The discovery, in part through the efforts of the Attorney General and Grand Jury in Pennsylvania, of the depth and breadth of complicity over the last seventy years, has revealed an abject failure to protect the most vulnerable among us. This systematic failure demands accountability on the part of the Church and discernment in our Georgetown community about our appropriate response.
In early July, I joined colleagues of Jesuit colleges and universities from throughout the world for a conference in Spain. In a speech delivered in Loyola, the home of St. Ignatius, the Superior General of the Jesuits, Arturo Sosa, S.J., described two challenges given eighteen months earlier, in January 2017, by the delegates of the 36th General Congregation of the Society of Jesus, to those working in Jesuit institutions. Fr. Sosa began: “The first one lies in overcoming the geographic and social boundaries within which universities operate [calling us] to reach out to the marginalized…” This is a challenge that we would recognize and is consistent with a responsibility we have embraced over the past half-century, beginning with the prophetic witness of former Superior General, Pedro Arrupe, S.J., and continuing under the leadership of his successors, Peter-Hans Kolvenbach S.J., Adolfo Nicolás S.J., and now Fr. Sosa. In Fr. Arrupe’s words: “We must help each other to … above all make sure that in the future the education imparted in Jesuit schools will be equal to the demands of justice in the world.” Our programs in Global Health, Global Human Development, and our Center for Social Justice, Research, Teaching & Service are three examples of our efforts to respond to this challenge.
And then Fr. Sosa turned to a second challenge, again, identified by the delegates of the 36th General Congregation:
The second challenge…[invites] us to promote a culture of safeguarding vulnerable people. This may be the most complex mandate given by the 36th General Congregation…Causing a cultural change to the extent necessary to create a safe and healthy environment is a long-term endeavor that requires careful discernment and profound reflection on the best that we can do….
In presenting this challenge, of promoting “a culture of safeguarding vulnerable people,” Fr. Sosa identifies another challenge and responsibility for Jesuit universities, a responsibility for “causing a cultural change,” a responsibility for social transformation.

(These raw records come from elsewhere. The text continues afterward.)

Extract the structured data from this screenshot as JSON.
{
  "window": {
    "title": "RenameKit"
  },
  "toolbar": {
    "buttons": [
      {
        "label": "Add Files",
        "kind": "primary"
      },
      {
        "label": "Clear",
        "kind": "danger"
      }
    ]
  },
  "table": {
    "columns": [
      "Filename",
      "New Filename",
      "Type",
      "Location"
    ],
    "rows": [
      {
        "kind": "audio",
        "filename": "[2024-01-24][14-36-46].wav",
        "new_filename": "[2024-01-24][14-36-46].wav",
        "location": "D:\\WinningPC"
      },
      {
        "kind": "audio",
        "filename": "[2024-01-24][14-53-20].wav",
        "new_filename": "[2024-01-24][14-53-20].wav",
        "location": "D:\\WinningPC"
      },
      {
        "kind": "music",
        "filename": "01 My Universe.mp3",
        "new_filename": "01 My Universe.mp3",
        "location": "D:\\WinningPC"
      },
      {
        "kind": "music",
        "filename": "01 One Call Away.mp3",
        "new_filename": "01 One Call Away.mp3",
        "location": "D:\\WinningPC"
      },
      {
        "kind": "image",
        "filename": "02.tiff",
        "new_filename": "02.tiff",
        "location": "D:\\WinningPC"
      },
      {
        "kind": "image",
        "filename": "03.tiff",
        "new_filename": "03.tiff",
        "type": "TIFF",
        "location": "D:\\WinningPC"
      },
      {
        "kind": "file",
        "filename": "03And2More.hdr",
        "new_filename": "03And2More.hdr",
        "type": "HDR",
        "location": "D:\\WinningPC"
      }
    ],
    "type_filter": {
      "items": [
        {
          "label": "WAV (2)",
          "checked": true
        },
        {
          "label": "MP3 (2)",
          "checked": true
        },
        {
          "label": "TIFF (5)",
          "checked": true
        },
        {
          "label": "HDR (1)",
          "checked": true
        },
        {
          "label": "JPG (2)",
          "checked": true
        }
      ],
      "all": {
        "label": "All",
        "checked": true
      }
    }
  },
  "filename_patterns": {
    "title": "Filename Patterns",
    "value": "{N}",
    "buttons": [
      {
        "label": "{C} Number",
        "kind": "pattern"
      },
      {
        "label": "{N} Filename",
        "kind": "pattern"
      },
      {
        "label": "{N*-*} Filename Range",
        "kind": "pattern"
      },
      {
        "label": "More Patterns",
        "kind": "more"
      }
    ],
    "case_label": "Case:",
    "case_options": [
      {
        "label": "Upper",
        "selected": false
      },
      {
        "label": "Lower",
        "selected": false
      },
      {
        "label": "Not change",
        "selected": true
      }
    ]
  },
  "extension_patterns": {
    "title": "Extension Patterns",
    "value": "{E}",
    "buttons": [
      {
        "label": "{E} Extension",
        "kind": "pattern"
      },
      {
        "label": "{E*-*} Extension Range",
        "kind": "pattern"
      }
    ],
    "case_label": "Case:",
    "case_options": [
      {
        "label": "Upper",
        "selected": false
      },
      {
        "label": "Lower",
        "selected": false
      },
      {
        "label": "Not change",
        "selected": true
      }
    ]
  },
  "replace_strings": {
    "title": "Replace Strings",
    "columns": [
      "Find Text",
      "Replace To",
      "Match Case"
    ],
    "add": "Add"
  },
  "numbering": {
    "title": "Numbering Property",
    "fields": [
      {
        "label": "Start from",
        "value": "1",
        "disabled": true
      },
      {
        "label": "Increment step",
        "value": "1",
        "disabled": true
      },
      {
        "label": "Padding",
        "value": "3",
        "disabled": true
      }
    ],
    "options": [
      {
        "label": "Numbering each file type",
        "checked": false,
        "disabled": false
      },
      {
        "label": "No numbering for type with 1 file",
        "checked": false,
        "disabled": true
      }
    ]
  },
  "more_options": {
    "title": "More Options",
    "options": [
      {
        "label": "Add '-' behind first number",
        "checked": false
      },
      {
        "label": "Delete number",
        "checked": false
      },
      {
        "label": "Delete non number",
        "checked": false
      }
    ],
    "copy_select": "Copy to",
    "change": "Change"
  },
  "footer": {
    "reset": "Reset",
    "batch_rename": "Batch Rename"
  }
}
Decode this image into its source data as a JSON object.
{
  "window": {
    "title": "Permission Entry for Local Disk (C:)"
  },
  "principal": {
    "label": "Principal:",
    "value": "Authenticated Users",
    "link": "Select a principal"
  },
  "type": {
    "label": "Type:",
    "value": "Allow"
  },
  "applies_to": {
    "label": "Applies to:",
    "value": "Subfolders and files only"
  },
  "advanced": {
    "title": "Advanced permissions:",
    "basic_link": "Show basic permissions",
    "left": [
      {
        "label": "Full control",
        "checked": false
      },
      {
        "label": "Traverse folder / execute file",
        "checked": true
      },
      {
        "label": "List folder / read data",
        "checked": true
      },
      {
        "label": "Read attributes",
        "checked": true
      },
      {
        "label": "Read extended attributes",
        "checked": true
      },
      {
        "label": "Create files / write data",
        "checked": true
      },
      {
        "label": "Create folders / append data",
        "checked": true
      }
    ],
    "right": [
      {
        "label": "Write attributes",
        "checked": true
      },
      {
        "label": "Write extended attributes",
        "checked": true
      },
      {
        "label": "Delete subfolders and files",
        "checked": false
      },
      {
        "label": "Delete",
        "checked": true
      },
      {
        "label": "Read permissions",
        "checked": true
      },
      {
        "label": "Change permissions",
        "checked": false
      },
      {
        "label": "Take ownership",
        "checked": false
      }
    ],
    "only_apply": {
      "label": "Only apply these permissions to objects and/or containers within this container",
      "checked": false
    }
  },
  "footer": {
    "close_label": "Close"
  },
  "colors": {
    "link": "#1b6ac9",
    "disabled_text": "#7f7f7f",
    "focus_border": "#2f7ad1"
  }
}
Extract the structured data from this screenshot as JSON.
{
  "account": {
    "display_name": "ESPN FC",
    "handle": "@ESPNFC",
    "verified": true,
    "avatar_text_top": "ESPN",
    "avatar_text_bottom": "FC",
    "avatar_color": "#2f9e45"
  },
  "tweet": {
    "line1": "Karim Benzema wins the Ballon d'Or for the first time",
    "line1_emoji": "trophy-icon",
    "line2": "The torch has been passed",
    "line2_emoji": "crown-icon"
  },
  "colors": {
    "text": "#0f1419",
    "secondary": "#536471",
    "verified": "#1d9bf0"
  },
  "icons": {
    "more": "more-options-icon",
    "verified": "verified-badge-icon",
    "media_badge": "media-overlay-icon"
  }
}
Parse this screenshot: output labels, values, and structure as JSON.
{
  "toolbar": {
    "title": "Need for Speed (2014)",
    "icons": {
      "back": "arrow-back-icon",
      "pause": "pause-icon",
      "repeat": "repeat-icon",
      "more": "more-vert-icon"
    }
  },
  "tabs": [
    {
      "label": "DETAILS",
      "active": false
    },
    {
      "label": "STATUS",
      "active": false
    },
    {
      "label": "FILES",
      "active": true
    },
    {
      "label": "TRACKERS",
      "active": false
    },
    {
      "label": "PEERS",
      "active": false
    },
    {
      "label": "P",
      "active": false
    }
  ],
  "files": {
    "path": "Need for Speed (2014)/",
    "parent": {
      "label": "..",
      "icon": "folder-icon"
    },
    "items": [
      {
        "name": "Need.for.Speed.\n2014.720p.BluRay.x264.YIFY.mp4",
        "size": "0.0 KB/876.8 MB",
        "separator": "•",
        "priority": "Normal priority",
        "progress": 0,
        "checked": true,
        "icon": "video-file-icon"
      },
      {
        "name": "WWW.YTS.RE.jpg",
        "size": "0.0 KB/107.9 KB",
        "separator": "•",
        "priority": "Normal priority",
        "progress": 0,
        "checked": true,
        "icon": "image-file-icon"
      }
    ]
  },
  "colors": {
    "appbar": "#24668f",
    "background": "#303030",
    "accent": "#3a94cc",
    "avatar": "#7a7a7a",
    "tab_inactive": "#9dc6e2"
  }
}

The most vulnerable among us must be protected. They deserve the very best work we are capable of providing. We have an immediate and urgent need to engage in the work of “cultural change”—to create a context in which the most vulnerable among us will be safe and protected, to create a context in which the abuse of power can be identified and eliminated.
We bring to this responsibility the strength of an academic community, a community that has been forged over the course of more than two centuries. We bring to this challenge of “cultural change” the resources of a university shaped by four elements: academic excellence, our presence in this nation’s capital, our global reach, and our Catholic and Jesuit heritage. We respond best to the forces of disruption by deepening our commitment to our work. We must accept the responsibility for which we are prepared and capable: to embrace the work of integrating the four elements of our identity in the service of social transformation.
Last Tuesday, at our Mass of the Holy Spirit, in reflections I offered at the conclusion of the service, I closed with these words:
This is a moment when we know that more is required of us. As a community, let us proceed together, let us discern together, engaging in this work of transformation, working for a “cultural change” that will ensure the safety and protection of all our people.
We have begun, across the University, to lay the foundation for the dialogue, reflection, and action that will contribute to a deep and authentic transformation. Now, as we move forward into this new academic year, let us prove worthy of this responsibility.
John J. DeGioia